Search the entries for the word "this". Copy each line in which it is found.

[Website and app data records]
=-=-=-=-=
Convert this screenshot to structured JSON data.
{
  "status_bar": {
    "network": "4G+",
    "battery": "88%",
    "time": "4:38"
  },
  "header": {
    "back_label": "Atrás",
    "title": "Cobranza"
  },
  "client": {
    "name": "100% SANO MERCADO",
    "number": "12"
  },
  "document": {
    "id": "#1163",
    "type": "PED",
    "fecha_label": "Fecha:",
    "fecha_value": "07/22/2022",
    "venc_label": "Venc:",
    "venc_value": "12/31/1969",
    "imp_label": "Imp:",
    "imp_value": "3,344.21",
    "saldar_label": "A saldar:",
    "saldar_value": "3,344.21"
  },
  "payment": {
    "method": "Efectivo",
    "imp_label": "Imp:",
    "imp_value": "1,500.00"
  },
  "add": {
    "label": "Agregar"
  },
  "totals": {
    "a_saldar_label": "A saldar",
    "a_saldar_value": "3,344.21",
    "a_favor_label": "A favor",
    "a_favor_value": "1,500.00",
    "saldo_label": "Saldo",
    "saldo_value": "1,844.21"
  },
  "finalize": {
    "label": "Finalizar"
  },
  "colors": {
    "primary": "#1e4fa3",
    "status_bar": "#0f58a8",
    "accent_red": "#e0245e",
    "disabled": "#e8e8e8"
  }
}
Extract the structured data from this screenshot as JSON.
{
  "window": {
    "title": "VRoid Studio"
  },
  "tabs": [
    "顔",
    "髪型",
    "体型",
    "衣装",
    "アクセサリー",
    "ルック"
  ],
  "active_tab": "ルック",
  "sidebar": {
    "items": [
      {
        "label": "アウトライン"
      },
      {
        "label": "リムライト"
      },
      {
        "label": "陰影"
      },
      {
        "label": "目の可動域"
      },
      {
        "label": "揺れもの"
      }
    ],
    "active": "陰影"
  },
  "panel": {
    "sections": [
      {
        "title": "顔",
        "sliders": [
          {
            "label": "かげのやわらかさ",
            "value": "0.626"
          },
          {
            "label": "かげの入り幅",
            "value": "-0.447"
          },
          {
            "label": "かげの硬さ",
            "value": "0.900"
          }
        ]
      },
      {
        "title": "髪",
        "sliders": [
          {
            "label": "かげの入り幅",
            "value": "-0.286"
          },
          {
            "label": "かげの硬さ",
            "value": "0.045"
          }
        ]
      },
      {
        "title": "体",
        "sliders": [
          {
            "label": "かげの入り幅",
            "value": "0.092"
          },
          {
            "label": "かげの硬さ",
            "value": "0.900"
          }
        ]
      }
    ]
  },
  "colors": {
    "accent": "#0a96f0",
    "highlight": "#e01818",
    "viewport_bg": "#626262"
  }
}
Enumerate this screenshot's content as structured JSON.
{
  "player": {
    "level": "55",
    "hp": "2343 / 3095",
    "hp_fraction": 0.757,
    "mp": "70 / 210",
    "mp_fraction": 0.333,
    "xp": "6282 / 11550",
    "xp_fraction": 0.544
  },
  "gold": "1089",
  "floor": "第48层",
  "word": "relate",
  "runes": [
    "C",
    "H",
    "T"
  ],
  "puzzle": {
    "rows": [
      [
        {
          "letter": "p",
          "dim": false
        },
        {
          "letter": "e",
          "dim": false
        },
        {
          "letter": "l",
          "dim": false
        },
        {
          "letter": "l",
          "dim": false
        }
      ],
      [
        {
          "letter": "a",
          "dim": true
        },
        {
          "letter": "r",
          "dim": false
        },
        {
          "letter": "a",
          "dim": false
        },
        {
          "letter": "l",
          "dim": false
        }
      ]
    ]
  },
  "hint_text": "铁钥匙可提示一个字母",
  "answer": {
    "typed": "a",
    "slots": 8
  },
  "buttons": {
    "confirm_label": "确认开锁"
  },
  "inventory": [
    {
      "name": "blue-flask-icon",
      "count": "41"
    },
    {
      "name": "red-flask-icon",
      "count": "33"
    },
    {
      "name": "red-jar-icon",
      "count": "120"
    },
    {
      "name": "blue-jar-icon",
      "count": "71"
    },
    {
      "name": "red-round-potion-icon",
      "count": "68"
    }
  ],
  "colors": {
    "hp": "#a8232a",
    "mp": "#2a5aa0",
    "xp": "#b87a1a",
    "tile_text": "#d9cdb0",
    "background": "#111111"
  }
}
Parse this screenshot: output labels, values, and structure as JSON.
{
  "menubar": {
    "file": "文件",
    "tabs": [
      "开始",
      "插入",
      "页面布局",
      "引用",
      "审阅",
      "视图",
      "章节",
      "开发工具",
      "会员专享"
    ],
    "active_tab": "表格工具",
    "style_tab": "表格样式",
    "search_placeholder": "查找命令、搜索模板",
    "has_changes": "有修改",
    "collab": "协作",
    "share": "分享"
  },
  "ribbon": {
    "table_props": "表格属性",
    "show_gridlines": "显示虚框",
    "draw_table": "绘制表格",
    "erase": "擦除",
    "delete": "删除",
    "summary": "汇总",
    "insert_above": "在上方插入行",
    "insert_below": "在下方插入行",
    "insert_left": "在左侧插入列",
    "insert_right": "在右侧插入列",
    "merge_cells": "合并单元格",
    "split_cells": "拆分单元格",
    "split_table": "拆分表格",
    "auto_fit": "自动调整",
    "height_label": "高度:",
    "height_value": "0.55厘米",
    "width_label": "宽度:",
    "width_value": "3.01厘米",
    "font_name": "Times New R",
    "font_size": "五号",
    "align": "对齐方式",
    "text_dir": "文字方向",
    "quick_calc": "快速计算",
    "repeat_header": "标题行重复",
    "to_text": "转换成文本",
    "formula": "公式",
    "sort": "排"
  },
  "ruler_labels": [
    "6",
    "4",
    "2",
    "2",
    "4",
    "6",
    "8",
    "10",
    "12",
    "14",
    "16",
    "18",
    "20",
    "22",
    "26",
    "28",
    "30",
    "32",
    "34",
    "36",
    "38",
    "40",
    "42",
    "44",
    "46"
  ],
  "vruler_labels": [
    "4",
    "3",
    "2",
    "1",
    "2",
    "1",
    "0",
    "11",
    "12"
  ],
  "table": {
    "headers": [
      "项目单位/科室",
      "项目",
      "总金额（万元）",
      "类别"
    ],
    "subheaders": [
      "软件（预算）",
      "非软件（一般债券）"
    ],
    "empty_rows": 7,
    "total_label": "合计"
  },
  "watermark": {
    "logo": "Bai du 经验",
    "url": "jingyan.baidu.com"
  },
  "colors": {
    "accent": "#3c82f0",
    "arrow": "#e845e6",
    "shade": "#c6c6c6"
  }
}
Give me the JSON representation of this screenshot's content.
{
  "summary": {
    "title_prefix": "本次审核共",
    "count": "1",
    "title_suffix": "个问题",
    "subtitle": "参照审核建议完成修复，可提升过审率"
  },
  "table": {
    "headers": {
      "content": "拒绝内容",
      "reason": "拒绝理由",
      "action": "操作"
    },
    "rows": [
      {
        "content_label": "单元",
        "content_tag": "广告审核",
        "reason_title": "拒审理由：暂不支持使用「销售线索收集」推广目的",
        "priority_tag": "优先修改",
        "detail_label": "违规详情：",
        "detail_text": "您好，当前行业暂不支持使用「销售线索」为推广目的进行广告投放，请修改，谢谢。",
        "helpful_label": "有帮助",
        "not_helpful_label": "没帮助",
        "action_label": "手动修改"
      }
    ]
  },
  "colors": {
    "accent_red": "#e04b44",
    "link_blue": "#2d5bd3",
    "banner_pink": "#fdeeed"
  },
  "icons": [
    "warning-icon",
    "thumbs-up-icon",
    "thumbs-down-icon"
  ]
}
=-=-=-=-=
ANSWER SPACE ▸
Convert this screenshot to structured JSON data.
Extract the structured data from this screenshot as JSON.
Enumerate this screenshot's content as structured JSON.
Parse this screenshot: output labels, values, and structure as JSON.
Give me the JSON representation of this screenshot's content.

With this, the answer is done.